I have a reprieve today from the not-so-fun task of adding hay to the barn. Starting in late October or early November, there's not enough nutrition left in the pastures for the animals to graze, so we begin to throw hay. I am very lucky to have plenty of acerage for summer grazing. I am also very lucky to have a wonderful next-door-neighbor with a large haying operation. Earlier this month, Eric delivered a wagon of about 150 bales. Another 50 were due this weekend, but we've postponed it due to the rain. I unloaded and stacked the first load in the barn myself, taking a full morning to do it. It is a rewarding task, but you do end up with scratches and chaff down your shirt. There's also the surprise of the occasional live snake that crawls out of a bale.
I used to help Eric's father hay about 5 to 10 days for many summers and enjoyed the work. Fields and pastures in this part of the state are anything but level so standing on a hay wagon, grabbing and stacking bales...
The first cria arrived last week. When we first started to breed alpaca, when Julia was still a young child, we decided that all the animals born here should be named after Presidents and First Ladies. The exercise required that she do a little bit of research and tell us something special about the name. Every summer when we're expecting cria, Julia develops a list of her favorite names. We have all parties represented -- Democrats, Republicans, and even a few Whigs. We don't stick to gender conventions, either. We have a female Madison, for example.
Our newest cria is Taft and his mom, Rachel, is a wonderful and attentive animal. Taft was 18 pounds at birth and has continued to put on weight.
We've had a bit of excitement of a larger sort. A local cattle farmer houses keeps some of his beef critters at our next door neighbor's farm. A few of the cattle broke through the fences and ended up in my rhubarb patch. No bull; there was a bull.
While we wait for our baby alpacas, Julia and I are tending to a flock of chicks. Our brooder is a hot pink plastic kiddie pool and it's in our garage.

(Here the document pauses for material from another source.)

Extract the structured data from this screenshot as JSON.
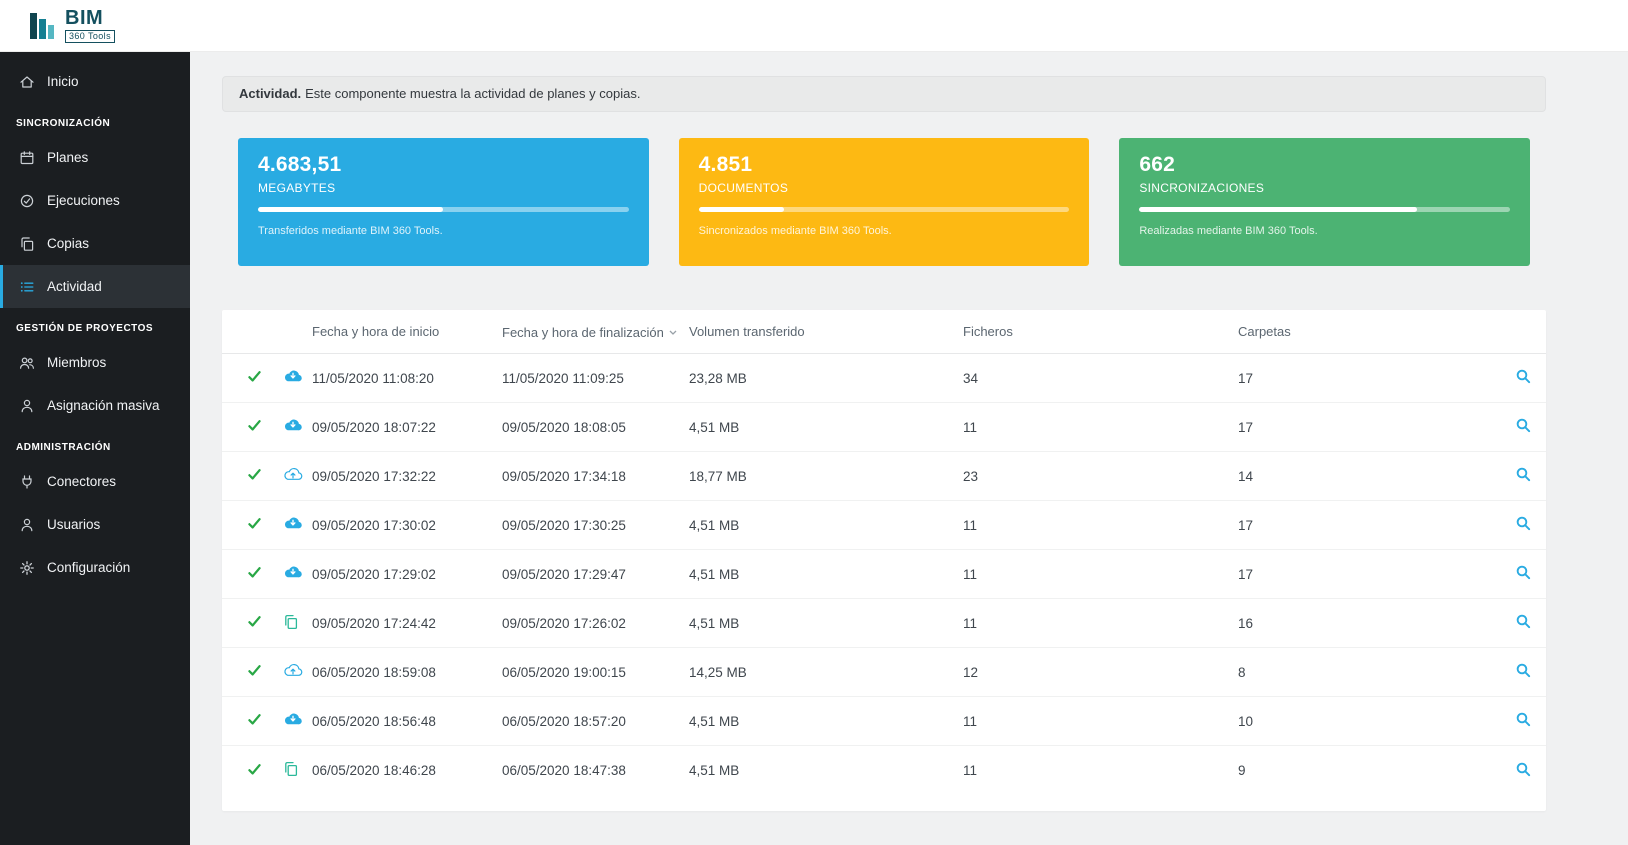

A heat lamp hangs from the rafters and a frame with plastic hardware cloth, placed over the pool, keeps the chicks in and the cats out. The day that the chickens arrived (5 layers, 15 broilers, and 1 free exotic), I went to a local feed store to get starter grain. I brought home 5 unsold buff orpingtons because I couldn't bare to leave them there. When I arrived home, Julia told me: "Mom, you will never be a crazy cat lady when you get old. You'll be a crazy chicken lady." I'm down with that.
You may call me a crazy chicken lady, but with egg prices as high as they are due to the chicken deaths related to a bird flu epidemic in the mid-west, raising a home flock isn't really all that daft. The chickens eat scraps of food, devour grubs, and provide eggs that are tastey and pretty. And, I'm surprisingly fond of the s...
It only took me 11 years, but I finally have the website for Columbine Hill Alpaca Farm up and running. After sharing it with my harshest critics, my husband and child, I've asked my friends on Facebook for feedback
The feedback was great and helpfully constructive. One friend told me that she wanted to know more about the animals. Another asked why one would knit with alpaca fiber. A third friend said that she liked its simplicity and I agree that websites with TMI are just no fun to navigate. I figured a blog might help supply that sort of detail while keeping the website simple.
I will vow to try to keep this interesting and useful, and not too much like one of those Holiday Newsletters that highlights only the good things.
This is, after all, a farm. Things break, die, leak, rust, and do not go as planned. And that's just referring to me.
This is an old picture from a fall day, but given this spring's temperatures, it isn't all that out of place!